When grown indoors, yucca plants are excellent air purifiers. Their roots can be used for medicinal purposes, and more than anything else, yucca plants have the ability to offer unrivaled beauty to both the interior and exterior of your home.
How to Grow and Care For Outdoor Yucca Plants
If your climate permits it, growing a yucca plant outdoors is by far the best option for you. These plants are low-maintenance and often, when fussed over too often in an indoor garden, will succumb to common problems like overwatering or a lack of good airflow.
To plant yucca outside, find a spot that offers full sun exposure. Too little sunlight can cause decreased flowering and spindly foliage development. The best time to plant is in the spring – this is also when your plant will begin blooming (although this varies depending on the plant).
When planting outdoors, wait until temperatures are a minimum of 55 to 65 degrees – for plants that are more sensitive to the cold, add another ten degrees to this minimum before you plant.
Your yucca plant will also require well-draining soil. Yucca plants develop root rot easily if they become waterlogged.
Wherever you plant, keep the characteristics of your chosen type of yucca in mind. Yuccas have sharp spines – some varieties have sharper needles than others – so you will want to keep these out of the reach of children and pets. Some are also toxic to dogs, cats, and humans. You also need to consider the final potential size of your yucca plant – some develop massive root structures that can damage foundations and invade irrigation pipes.
The night before you plant, soak your seeds for 24 hours. This will help with germination. Then, plant your seed at a depth of two seed lengths. Make sure the seeds remain moderately moist, and you’ll notice germination within just four weeks.
Once the seedlings emerge, try to exercise patience. It can take some time for your yucca plant to put on good growth! Since you will only need to water about an inch per week, you may find yourself bored with the lack of tasks that you need to do in order to maintain the growth of your yucca plant.
Pruning a yucca plant is not necessary, but you can if you want to remove any dead or damaged leaves. If you prune, do so in the spring and only remove what you absolutely need to. Fertilizer is not necessary, either, but it can help boost growth when applied in the spring and summer months.
Why Should You Grow Yucca Plant?
There are so many types of yucca plants to choose from. While smaller variants make excellent container plants, cold-hardy plants are the perfect choice for northern climates. They are easy to care for and require minimal watering and other maintenance.
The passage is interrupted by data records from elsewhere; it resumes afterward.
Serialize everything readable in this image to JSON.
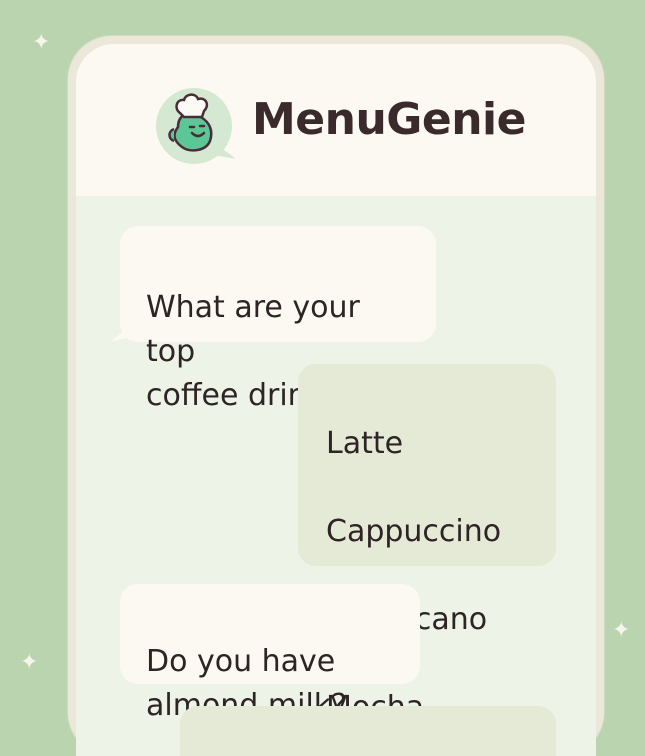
{
  "app": {
    "title": "MenuGenie",
    "logo_icon": "chef-blob-icon",
    "accent_color": "#5cc796",
    "background_color": "#b9d4ae"
  },
  "messages": [
    {
      "role": "user",
      "text": "What are your top\ncoffee drinks?"
    },
    {
      "role": "bot",
      "items": [
        "Latte",
        "Cappuccino",
        "Americano",
        "Mocha"
      ]
    },
    {
      "role": "user",
      "text": "Do you have\nalmond milk?"
    },
    {
      "role": "bot",
      "text": ""
    }
  ]
}
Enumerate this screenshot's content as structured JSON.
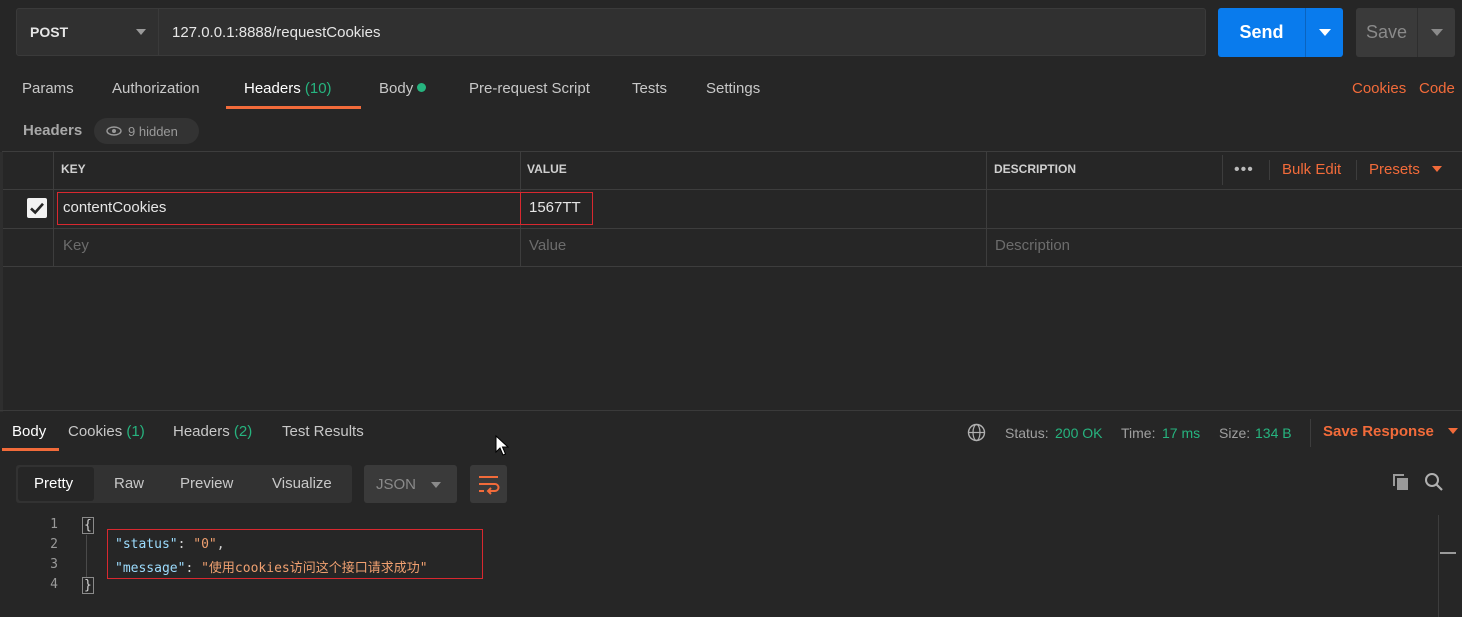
{
  "request": {
    "method": "POST",
    "url": "127.0.0.1:8888/requestCookies",
    "send_label": "Send",
    "save_label": "Save"
  },
  "tabs": [
    {
      "label": "Params"
    },
    {
      "label": "Authorization"
    },
    {
      "label": "Headers",
      "count": "(10)"
    },
    {
      "label": "Body"
    },
    {
      "label": "Pre-request Script"
    },
    {
      "label": "Tests"
    },
    {
      "label": "Settings"
    }
  ],
  "right_links": {
    "cookies": "Cookies",
    "code": "Code"
  },
  "headers_section": {
    "title": "Headers",
    "hidden": "9 hidden"
  },
  "table": {
    "columns": {
      "key": "KEY",
      "value": "VALUE",
      "description": "DESCRIPTION"
    },
    "bulk_edit": "Bulk Edit",
    "presets": "Presets",
    "rows": [
      {
        "key": "contentCookies",
        "value": "1567TT",
        "checked": true
      }
    ],
    "placeholders": {
      "key": "Key",
      "value": "Value",
      "description": "Description"
    }
  },
  "response": {
    "tabs": [
      {
        "label": "Body"
      },
      {
        "label": "Cookies",
        "count": "(1)"
      },
      {
        "label": "Headers",
        "count": "(2)"
      },
      {
        "label": "Test Results"
      }
    ],
    "status_label": "Status:",
    "status": "200 OK",
    "time_label": "Time:",
    "time": "17 ms",
    "size_label": "Size:",
    "size": "134 B",
    "save_response": "Save Response",
    "view_modes": [
      "Pretty",
      "Raw",
      "Preview",
      "Visualize"
    ],
    "format": "JSON",
    "line_numbers": [
      "1",
      "2",
      "3",
      "4"
    ],
    "code": {
      "open": "{",
      "status_key": "\"status\"",
      "status_val": "\"0\"",
      "message_key": "\"message\"",
      "message_val": "\"使用cookies访问这个接口请求成功\"",
      "close": "}"
    }
  },
  "colors": {
    "accent_orange": "#f26b3a",
    "send_blue": "#097bed",
    "success_green": "#26b47f"
  }
}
An excellent choice for a rugged or drought-tolerant garden, the yucca plant is a fantastic option for a beginner gardener – as long as you are willing to be patient while it gets itself established!
Up Next: Succulent Plants for Your Indoor and Outdoor Gardens